My vanity is only equaled by my laziness, so permanent makeup piqued my interest in high school — but not so much that I’d risk decades of green-black, Ronald McDonald-style arches.
Heavy Googling led me to Amy Kernahan, a semi-permanent makeup artist with a traditional cosmetics background. Red-headed Amy is as lovely-looking as she’s good (check Amy’s semi-permanent makeup before and after‘s): she heard my request for Liz Taylor-like brows, then explained why thinner arches better framed my face. After explaining semi-permanent brows take two sessions (the first to test the color on my skin, and a touch-up a month later), she warned me that my new tattoo brows would look shockingly dark the first few days. Two hours after I walked out of Amy’s, it looked like someone had drawn on my brows with a Sharpie. But months after my second appointment, I’ve woken up with perfect arches every a.m., and tossed away my brow pencils.

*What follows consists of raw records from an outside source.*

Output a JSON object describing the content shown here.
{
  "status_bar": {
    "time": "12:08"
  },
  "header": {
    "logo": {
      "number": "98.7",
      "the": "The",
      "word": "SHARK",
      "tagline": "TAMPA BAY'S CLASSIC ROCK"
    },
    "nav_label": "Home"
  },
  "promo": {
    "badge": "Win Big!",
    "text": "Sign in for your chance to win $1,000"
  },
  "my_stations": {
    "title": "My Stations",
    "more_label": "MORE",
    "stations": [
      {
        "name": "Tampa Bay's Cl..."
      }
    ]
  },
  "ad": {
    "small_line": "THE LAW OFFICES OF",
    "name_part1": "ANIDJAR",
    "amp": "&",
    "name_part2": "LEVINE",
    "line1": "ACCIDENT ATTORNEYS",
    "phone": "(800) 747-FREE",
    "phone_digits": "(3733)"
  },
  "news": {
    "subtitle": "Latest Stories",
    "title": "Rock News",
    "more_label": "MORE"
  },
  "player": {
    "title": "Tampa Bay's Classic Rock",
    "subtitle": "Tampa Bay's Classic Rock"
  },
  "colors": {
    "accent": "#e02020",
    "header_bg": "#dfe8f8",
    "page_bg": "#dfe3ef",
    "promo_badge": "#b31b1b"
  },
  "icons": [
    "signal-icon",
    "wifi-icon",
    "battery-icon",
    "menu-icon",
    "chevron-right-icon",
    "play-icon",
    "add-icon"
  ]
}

Now if we could figure out how to permanently handle my eyeshadow and blush. And maybe I could Krazy Glue my stilettos on…

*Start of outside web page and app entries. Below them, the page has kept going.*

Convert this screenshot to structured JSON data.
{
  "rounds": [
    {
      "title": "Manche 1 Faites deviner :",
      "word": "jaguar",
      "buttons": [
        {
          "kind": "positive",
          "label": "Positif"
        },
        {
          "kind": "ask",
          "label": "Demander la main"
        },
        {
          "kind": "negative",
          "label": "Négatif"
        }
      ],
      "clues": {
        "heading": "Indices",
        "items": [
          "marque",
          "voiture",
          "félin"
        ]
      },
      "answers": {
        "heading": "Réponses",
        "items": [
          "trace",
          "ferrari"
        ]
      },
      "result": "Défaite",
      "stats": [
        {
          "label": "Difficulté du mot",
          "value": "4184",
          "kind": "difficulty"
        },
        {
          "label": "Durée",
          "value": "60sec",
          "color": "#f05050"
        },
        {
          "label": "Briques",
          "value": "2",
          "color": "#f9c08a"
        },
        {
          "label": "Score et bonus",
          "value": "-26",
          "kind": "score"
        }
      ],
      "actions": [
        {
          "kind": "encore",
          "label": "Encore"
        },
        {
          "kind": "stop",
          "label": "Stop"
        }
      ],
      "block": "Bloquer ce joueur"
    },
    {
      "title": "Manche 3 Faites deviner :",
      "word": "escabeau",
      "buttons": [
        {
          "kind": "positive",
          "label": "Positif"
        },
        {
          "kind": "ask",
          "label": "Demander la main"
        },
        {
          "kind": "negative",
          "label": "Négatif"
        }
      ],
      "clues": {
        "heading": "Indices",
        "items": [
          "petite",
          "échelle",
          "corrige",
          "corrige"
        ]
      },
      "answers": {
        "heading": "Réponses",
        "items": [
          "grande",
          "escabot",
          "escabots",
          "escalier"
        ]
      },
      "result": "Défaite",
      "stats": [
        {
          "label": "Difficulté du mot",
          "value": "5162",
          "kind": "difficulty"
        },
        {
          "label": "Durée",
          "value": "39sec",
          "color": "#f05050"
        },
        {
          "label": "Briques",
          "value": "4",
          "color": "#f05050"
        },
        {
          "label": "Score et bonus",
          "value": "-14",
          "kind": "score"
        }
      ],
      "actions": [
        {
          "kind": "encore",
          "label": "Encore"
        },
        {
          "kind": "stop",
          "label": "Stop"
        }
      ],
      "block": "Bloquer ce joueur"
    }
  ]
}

Here’s how it works:
You can schedule a separate consultation, in which Amy will draw on your brow shape with a pencil. I worked this into my first appointment, since I was confident I wanted to go through with it. Amy will then apply anesthesia, and after an hour or so you’ll walk out with Sharpie-dark eyebrows you’ll want to hide for a few days. You’ll spend the next 10 days applying Vaseline to help them heal.

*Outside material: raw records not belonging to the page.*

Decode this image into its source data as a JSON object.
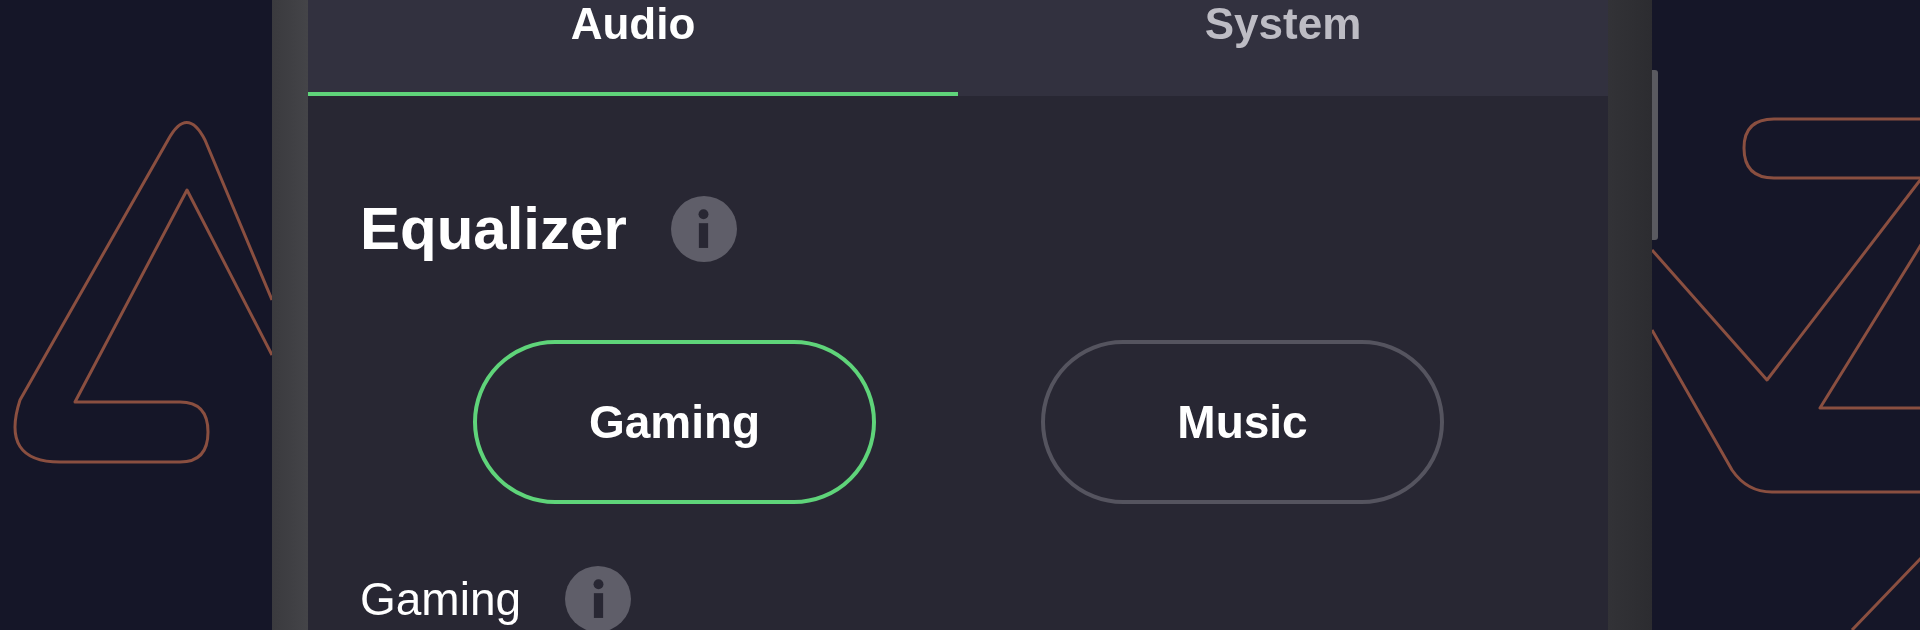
{
  "tabs": [
    {
      "label": "Audio",
      "selected": true
    },
    {
      "label": "System",
      "selected": false
    }
  ],
  "equalizer": {
    "title": "Equalizer",
    "presets": [
      {
        "label": "Gaming",
        "selected": true
      },
      {
        "label": "Music",
        "selected": false
      }
    ]
  },
  "section": {
    "title": "Gaming"
  }
}
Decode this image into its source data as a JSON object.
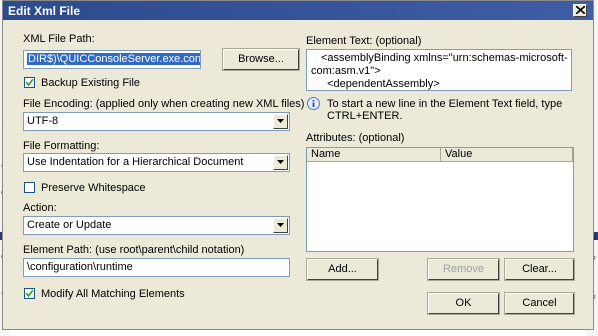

About a month later, Amy will finalize your brows with a touch-up appointment. Immediately after, your eyebrows will look nearly normal, and in less than a week your brows will look gorgeous.
To keep your brows from fading, you’ll need to apply SPF, and stay away from Retin-A, hydroquinone, and any skin-lighteners. In three to five years, your brows should fade away. Amy recommends touch ups every one to two years to maintain your results.